• _Source records_
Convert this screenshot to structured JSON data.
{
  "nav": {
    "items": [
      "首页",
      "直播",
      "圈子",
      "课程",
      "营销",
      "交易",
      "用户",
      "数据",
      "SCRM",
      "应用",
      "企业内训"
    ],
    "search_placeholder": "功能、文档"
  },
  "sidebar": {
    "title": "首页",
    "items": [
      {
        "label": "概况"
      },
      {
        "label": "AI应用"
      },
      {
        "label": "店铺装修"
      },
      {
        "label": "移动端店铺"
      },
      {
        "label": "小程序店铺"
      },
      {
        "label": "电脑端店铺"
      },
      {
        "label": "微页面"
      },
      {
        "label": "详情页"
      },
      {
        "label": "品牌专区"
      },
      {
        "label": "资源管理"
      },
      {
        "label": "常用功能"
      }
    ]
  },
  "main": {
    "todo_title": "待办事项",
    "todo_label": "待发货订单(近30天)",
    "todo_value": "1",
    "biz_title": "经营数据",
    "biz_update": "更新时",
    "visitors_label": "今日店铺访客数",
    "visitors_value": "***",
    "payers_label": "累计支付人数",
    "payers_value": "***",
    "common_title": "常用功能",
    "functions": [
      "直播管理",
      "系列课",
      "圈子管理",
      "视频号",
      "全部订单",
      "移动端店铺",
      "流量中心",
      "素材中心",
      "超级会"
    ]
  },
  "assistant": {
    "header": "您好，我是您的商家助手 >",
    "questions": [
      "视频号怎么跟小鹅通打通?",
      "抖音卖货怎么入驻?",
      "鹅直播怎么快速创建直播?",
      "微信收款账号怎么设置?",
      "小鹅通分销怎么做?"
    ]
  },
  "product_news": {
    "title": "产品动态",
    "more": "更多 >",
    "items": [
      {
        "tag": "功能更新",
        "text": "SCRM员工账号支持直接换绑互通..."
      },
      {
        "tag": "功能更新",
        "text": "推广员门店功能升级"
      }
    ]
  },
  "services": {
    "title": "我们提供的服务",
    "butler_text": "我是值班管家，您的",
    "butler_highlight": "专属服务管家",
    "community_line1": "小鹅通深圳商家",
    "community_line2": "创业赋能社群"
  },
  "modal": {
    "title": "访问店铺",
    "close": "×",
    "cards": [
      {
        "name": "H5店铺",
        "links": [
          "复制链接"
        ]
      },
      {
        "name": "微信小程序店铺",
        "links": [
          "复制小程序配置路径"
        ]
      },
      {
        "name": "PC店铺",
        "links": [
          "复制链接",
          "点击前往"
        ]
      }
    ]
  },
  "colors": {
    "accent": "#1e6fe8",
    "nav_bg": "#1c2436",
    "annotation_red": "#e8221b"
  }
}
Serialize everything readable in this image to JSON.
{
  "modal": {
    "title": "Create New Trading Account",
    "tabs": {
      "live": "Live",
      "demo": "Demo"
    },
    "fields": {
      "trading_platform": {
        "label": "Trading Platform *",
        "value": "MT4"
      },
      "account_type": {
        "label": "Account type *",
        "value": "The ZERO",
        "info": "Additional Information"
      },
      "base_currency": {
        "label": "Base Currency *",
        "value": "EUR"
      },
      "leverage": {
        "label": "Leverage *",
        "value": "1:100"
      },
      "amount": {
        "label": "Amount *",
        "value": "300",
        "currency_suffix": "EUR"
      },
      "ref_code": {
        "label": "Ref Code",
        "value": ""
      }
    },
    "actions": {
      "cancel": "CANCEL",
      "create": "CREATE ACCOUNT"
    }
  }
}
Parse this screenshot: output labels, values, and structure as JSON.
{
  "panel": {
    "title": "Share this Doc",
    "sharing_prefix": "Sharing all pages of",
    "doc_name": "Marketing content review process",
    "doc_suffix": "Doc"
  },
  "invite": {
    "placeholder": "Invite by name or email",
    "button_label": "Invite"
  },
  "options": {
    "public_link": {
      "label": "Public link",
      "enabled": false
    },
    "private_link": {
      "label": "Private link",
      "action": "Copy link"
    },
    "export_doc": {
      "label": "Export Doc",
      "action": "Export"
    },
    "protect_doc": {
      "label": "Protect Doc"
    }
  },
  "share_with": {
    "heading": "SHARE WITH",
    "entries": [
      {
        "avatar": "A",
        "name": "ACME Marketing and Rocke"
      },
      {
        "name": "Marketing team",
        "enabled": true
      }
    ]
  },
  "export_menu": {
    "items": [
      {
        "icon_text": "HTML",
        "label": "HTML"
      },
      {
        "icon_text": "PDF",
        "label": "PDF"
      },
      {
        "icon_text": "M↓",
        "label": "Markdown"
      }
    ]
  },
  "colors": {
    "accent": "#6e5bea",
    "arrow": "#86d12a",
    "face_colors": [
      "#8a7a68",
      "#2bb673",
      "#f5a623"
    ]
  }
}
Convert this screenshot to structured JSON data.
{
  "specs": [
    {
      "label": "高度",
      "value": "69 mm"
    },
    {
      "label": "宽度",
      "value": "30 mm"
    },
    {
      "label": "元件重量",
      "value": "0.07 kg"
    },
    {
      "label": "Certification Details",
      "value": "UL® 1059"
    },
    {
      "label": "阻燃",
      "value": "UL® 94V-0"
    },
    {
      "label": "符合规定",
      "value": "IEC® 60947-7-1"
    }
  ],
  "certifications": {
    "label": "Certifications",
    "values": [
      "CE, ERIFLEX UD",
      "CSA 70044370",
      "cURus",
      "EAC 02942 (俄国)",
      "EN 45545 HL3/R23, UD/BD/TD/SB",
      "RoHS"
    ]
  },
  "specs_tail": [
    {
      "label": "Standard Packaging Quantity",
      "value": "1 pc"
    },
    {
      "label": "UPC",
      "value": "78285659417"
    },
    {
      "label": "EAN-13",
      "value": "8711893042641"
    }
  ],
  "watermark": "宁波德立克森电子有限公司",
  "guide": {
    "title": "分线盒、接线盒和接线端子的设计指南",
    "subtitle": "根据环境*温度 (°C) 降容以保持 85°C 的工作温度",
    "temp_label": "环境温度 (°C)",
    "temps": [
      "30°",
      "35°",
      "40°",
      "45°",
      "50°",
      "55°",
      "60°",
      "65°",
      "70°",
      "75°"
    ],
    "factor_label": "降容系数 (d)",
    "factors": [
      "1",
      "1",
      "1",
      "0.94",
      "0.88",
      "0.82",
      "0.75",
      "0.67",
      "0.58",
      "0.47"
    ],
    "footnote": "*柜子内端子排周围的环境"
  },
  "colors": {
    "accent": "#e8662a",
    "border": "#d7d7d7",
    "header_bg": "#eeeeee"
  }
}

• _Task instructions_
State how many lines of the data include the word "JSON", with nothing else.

• _Solution_
4